Yesterday when we got up and opened the shades it looked like we were in a Syrian refugee camp. We were surrounded by tents, mostly the tiny two man style where you have to lay down on your sleeping bag to wriggle into your pants. Many of these folks arrived after work on a Friday night and set up in the darkness. It’s hard to put up a tent on a rock hard desert surface; the stakes just don’t go in. We were glad to see a tent identical to the one we first started camping in. Its a design that’s lasted forty years and you can put on your pants standing up inside.
Another series of rain storms has hit the northern California coast after a dry February. It’s dumping lots of snow in the Sierra Nevada - good for ending the California drought, but bad for our plan to visit the national parks in the central part of the state when we return from Patagonia. Since Death Valley is nowhere near the northern California coast, we only had huge gusts of wind. It was warm and we had all the windows open. Soon everything we touched was coated with a fine layer of insidious sand. It blew so hard, we closed the slides on the windward side; the sound of the flapping slide toppers was enough to raise the dead. It was still windy when we got up this morning, but all the tents were gone. We surely understand why they didn’t make it through the night, but wondered where everyone went at 2am. Pahrump, the nearest town, is an hour’s drive away. The rest of California is hours of curvey, climbing road before you get to civilization. There are limited hotel/lodge facilities at Death Valley and on a Saturday night, they must have been booked out. They didn’t sleep in their cars; those were gone, too. Here’s hoping the tenters didn’t just all blow away.
Ken had continuing wind gusts to deal with as we climbed out of Death Valley and up to a 5,000 foot pass. It was sunny and warm enough for shorts when we started, but it was sleeting at the pass. We are back at the campground where we spent a week in Las Vegas not long ago, enjoying full utilities at bargain prices and a powerful PBS signal that should mean that we can enjoy the final episode of Downtown Abbey without hesitations and stutters, which is what we get from the PBS feed on the satellite dish. The first order of business was cleaning. We both spent an hour wiping and vacuuming, but it’s hard to notice every nook now occupied by sand. I have a feeling we’ll be remembering that last windy night in Death Valley for months to come.
We feel comfortable leaving the motor home at this campground, where itinerant folks like us are interspersed with more permanent residents who are vested in the quality of their life here.
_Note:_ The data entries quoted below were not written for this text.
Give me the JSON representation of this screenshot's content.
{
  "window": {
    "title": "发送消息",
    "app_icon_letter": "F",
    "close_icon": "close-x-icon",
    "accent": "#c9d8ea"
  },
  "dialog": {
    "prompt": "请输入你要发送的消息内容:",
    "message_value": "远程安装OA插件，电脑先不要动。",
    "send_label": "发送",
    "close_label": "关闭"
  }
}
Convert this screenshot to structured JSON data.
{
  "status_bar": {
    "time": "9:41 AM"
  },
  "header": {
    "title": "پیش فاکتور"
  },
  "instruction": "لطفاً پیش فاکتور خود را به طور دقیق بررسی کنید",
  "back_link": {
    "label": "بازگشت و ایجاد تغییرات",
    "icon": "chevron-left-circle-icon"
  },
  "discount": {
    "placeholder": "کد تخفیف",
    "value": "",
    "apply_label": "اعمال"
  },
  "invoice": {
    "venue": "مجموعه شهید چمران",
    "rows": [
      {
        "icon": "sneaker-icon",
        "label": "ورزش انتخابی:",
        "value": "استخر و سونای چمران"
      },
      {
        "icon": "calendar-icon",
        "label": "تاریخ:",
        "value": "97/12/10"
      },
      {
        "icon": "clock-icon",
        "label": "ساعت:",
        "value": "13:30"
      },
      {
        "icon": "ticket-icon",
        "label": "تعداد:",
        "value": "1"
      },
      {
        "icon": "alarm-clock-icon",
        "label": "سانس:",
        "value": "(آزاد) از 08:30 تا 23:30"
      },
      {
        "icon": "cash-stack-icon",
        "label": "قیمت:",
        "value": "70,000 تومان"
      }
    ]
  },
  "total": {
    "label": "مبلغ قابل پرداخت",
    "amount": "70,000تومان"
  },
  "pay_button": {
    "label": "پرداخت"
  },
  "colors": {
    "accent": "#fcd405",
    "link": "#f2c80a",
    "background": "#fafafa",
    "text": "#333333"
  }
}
We are paying $13/night for the monthly rate plus electricity and can leave the frig running and the DVR recording while we are gone. The airport is less than ten miles away so beginning the trip to Patagonia should go smoothly. Fingers crossed.